Project Fear Three. Coming your way soon, courtesy of Downing Street?

Obama’s EU referendum intervention didn’t help deliver a Remain result for Cameron. It’s not clear that the Government has learned from the experience.

This time round, the audience will be different.  In 2016, it was voters.  Within less than a month, if all goes to plan, it will be Conservative MPs.  But the strategy is very much the same.  It is to utilise institutional and celebrity power to sell a Brexit deal, just as it was deployed to sell David Cameron’s renegotiation and a Remain vote, or to try.

The BBC has the details.  These contain names one would expect, such as Andy Street, the CBI, and City UK.  There are also people who might prove counter-productive, especially since Tory MPs would be the key demographic.  Anything that Leo Varadkar thinks is good for Ireland isn’t necessarily good for the United Kingdom – or at that’s what some Brexiteer MPs will think, anyway.  But he’s on the list, as is Andy Burnham, another name that won’t necessarily swing the J Alfred Prufrock MPs of this world.

Then there are other names that are more of a mystery.  Why would Team May expect Mark Littlewood and the IEA to line up behind any deal?  After all, their star recent signing, Shanker Singham, is opposed to customs union membership.  ConservativeHome also has its moment in the sun, since our columnist Henry Newman, the director of Open Europe, is also listed.  All in all, the document has the air of an early draft.  Number Ten is denying its authenticity altogether.  None the less, someone, somewhere has been very keen to leak it.

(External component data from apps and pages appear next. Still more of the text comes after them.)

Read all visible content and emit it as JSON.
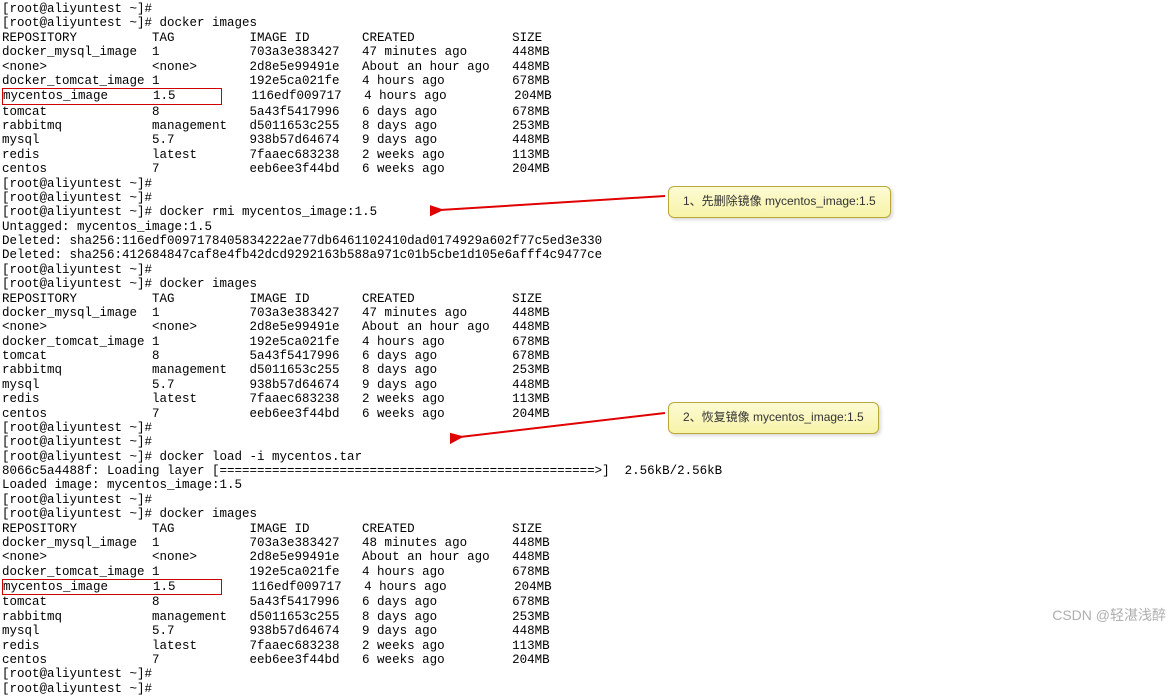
{
  "prompt": "[root@aliyuntest ~]# ",
  "commands": {
    "docker_images": "docker images",
    "docker_rmi": "docker rmi mycentos_image:1.5",
    "docker_load": "docker load -i mycentos.tar"
  },
  "header": "REPOSITORY          TAG          IMAGE ID       CREATED             SIZE",
  "images_1": [
    "docker_mysql_image  1            703a3e383427   47 minutes ago      448MB",
    "<none>              <none>       2d8e5e99491e   About an hour ago   448MB",
    "docker_tomcat_image 1            192e5ca021fe   4 hours ago         678MB"
  ],
  "highlight_1": "mycentos_image      1.5      ",
  "highlight_1_rest": "    116edf009717   4 hours ago         204MB",
  "images_1b": [
    "tomcat              8            5a43f5417996   6 days ago          678MB",
    "rabbitmq            management   d5011653c255   8 days ago          253MB",
    "mysql               5.7          938b57d64674   9 days ago          448MB",
    "redis               latest       7faaec683238   2 weeks ago         113MB",
    "centos              7            eeb6ee3f44bd   6 weeks ago         204MB"
  ],
  "rmi_output": [
    "Untagged: mycentos_image:1.5",
    "Deleted: sha256:116edf0097178405834222ae77db6461102410dad0174929a602f77c5ed3e330",
    "Deleted: sha256:412684847caf8e4fb42dcd9292163b588a971c01b5cbe1d105e6afff4c9477ce"
  ],
  "images_2": [
    "REPOSITORY          TAG          IMAGE ID       CREATED             SIZE",
    "docker_mysql_image  1            703a3e383427   47 minutes ago      448MB",
    "<none>              <none>       2d8e5e99491e   About an hour ago   448MB",
    "docker_tomcat_image 1            192e5ca021fe   4 hours ago         678MB",
    "tomcat              8            5a43f5417996   6 days ago          678MB",
    "rabbitmq            management   d5011653c255   8 days ago          253MB",
    "mysql               5.7          938b57d64674   9 days ago          448MB",
    "redis               latest       7faaec683238   2 weeks ago         113MB",
    "centos              7            eeb6ee3f44bd   6 weeks ago         204MB"
  ],
  "load_output": [
    "8066c5a4488f: Loading layer [==================================================>]  2.56kB/2.56kB",
    "Loaded image: mycentos_image:1.5"
  ],
  "images_3": [
    "REPOSITORY          TAG          IMAGE ID       CREATED             SIZE",
    "docker_mysql_image  1            703a3e383427   48 minutes ago      448MB",
    "<none>              <none>       2d8e5e99491e   About an hour ago   448MB",
    "docker_tomcat_image 1            192e5ca021fe   4 hours ago         678MB"
  ],
  "highlight_3": "mycentos_image      1.5      ",
  "highlight_3_rest": "    116edf009717   4 hours ago         204MB",
  "images_3b": [
    "tomcat              8            5a43f5417996   6 days ago          678MB",
    "rabbitmq            management   d5011653c255   8 days ago          253MB",
    "mysql               5.7          938b57d64674   9 days ago          448MB",
    "redis               latest       7faaec683238   2 weeks ago         113MB",
    "centos              7            eeb6ee3f44bd   6 weeks ago         204MB"
  ],
  "callouts": {
    "c1": "1、先删除镜像 mycentos_image:1.5",
    "c2": "2、恢复镜像 mycentos_image:1.5"
  },
  "watermark": "CSDN @轻湛浅醉"
}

The flip side of the positives would be the negatives: in the event of a deal, Downing Street will hope that the above stress the downside of rejecting a deal – the uncertainties of No Deal.  It would in effect be co-ordinating Project Fear Three.  We all remember Project Fear One from the EU referendum.  We are currently seeing Project Fear Two, of which Project Fear Three would be an iteration.  The irony is that there is good reason to be concerned about No Deal.  But the boy may have cried “Wolf” at least once too often.

As the failure of Cameron’s plan indicates.  Its best-known face was Barack Obama, deputed to say that, in the event of a Brexit vote, Britain would go to “the back of queue” for any trade deal with America.  “The purveyors of the conventional wisdom decreed that it could be a knockout blow for the Leave campaign.  And yet it was not,” writes Tim Shipman in All Out War.  At Vote Leave headquarters, Dominic Cummings “walked into the main campaign war room and announced: ‘This will have no effect’ “.  He was right.

Intriguingly, the leaked document’s timetable is much the same as that we tentatively anticipated on Monday – ” ‘A moment of decisive progress’ will be announced this Thursday. Raab to announce,” it declares.  (Historical footnote: that’s the same Dominic Raab who said, in the wake of Obama’s intervention, that “I don’t think the British people will be blackmailed by a lame duck US President”.)

Number Ten would do better to put any deal that the Cabinet agrees to Conservative MPs straight-up, without any varnish.  An early reading of America’s mid-term elections results, coming in as we write, is that the Republicans have done better than expected.  Donald Trump’s staying power is a reminder that the era of New Labour-type spin is dead and buried.